Without a Brexit fisheries deal, herring and other North Sea species face dire future
Taking back control of fisheries became one of the totemic issues uniting supporters of the campaign for the UK to leave the EU. The issue will again be high on the agenda when the negotiations over the future relationship between the UK and EU are able to take place.
This will turn on the principles of freedom of access to territorial waters, and the rules governing how the EU's total allowable catch is divided between member states. Both are enshrined in the EU Common Fisheries Policy, and the fishing quotas have been fixed since 1983. Referred to as "relative stability," these permit a disproportionate amount of fishing in UK waters. Vessels from other EU member states are estimated to catch eight times as much fish from UK waters as the other way around.
The UK government has indicated that getting a better deal for British fishers will be a red line in the negotiations. In particular, it proposes that access to UK waters should be licensed and quota shares should be negotiated annually based on "zonal attachments," which are the proportions of international fish stocks that reside the 200-mile area off the coast of a country, known as the exclusive economic zone.
The trouble is that continued access to the UK's waters and maintaining existing quota shares are red lines for the EU. It seems likely that Brussels will seek to make a tariff-free trade agreement conditional on these arrangements. In addition, the negotiations will eventually have to involve Norway, which also has a legitimate claim on North Sea stocks and relies heavily on access to UK waters for catches of some species.
With such different positions, there is a reasonable prospect that the two sides will not be able to reach agreement on a framework for reallocating the quotas—at least not to the satisfaction of the UK fishing industry. This is supposed to be achieved by July 2020, the timescale set out in the UK withdrawal agreement, though that date is likely to slide due to the coronavirus outbreak.
The worst-case scenario would be that the parties unilaterally set their own quotas for what they consider to be their fair share of each fish stock, and that in total these exceed the sustainable catch limit recommended by scientists. The University of Strathclyde conducted a modeling study to assess the ecological consequences of such an eventuality, using the North Sea as a case study.
Our report – a longer, more technical version is available here – predicts the quotas that the negotiating parties might set for North Sea fisheries in the event of negotiations breaking down. These are based on recent landings data and estimates of zonal attachments for key fish stocks.

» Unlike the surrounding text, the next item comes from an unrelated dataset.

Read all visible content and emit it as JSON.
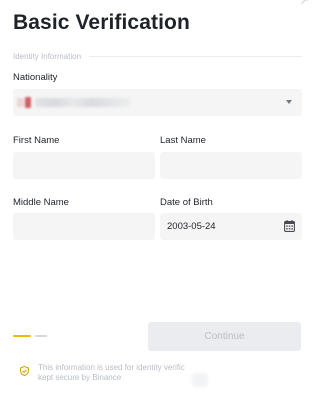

We calculated that the UK could seek to quadruple its North Sea herring catch and triple the amounts it catches for some other species such as saithe and sole. On the other hand, the UK already holds a fair share of the quota for species such as haddock, and the majority of the quota for shellfish, so those species will probably be less contentious.
If the EU refuses to give up any of its quota and attempts to catch it outside UK waters, this would translate into a 60% overall increase in trawling for pelagic fish such as herring, mackerel and sprats. This would push the international herring catch to 70% more than the level recommended by the International Council for the Exploration of the Sea (ICES). As for demersal fish such as cod, haddock and whiting, we foresee 10% rises in both trawling activity and the total international catch.
We used two different mathematical models to simulate how this shift would affect the North Sea ecosystem and fish stocks. The first model projected what would happen to seven key fishery species: herring, cod, haddock, whiting, saithe, plaice and sole. It determined the probability of spawning stocks falling below the precautionary level (Bpa) where fishing starts to threaten the future of a species. This is the point at which ICES recommends reducing fishing to conserve the stock.
Our second model predicted what would happen as a whole to the food web, which is the network of who eats what in the sea. This model represented the range of plants and animals in the sea, from bacteria to whales.
Both models predicted that if the UK and EU act unilaterally to set their own quotas, the greatest risk is to stocks of plankton-eating pelagic fish, especially herring. The risks to demersal fish as a whole are smaller, though there is still a significant risk to cod stocks. To look at the short and long-term prospects of hitting the Bpa, the charts below compare the effect of unilateral quotas with a new UK-EU agreement that maintains the status quo (click on the charts to make them bigger).
If no agreement is reached, our second model also predicted declines in seabirds and cetaceans—whales, dolphins and porpoises. This was due to the combined consequence of reducing their main food supply, which is mainly pelagic fish, and more of them dying from getting caught in fishing nets.
The findings assume that the UK does not prioritize catching sandeels after excluding foreign vessels from its waters. Norway and Denmark currently catch over 150,000 tonnes of sandeels per year in the UK North Sea for processing into fish meal. The UK has a much smaller quota allocation for this species but typically trades it for other species and catches only 2,000 tonnes.
It seems unlikely that the UK could develop the means to catch and process sandeels in the short term, even if markets were available and this was supported by policy. Sandeel fishing is also banned off the east coast of Scotland and north-east England to protect the food supply for seabird colonies. Clearly, if a UK sandeel fishery was factored into the models, in addition to the existing quota caught by Norway and Denmark, the consequences for the ecosystem would be exacerbated.